### Exercise
For the entries below, state how many lines contain the word "label" and add nothing else.

(Data entries)
········

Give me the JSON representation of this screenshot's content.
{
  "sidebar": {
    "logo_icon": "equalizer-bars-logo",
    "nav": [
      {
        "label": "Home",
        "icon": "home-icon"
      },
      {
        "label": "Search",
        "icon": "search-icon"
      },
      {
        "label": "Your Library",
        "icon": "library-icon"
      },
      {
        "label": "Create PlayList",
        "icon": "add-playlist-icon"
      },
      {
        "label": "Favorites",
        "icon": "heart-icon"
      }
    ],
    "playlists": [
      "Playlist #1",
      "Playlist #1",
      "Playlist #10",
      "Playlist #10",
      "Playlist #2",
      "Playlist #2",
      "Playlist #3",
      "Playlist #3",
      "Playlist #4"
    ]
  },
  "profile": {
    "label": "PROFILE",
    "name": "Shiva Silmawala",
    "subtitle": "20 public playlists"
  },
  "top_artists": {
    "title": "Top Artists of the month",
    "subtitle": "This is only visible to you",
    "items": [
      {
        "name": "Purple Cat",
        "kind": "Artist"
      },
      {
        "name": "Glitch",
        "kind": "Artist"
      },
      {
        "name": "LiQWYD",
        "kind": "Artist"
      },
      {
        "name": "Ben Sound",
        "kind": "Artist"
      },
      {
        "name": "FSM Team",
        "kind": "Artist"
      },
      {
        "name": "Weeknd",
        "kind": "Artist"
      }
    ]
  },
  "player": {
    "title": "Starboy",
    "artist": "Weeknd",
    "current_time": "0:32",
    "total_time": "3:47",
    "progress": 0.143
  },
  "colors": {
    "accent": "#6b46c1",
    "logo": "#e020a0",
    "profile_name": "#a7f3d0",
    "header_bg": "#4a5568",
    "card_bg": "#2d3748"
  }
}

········

### Written response
6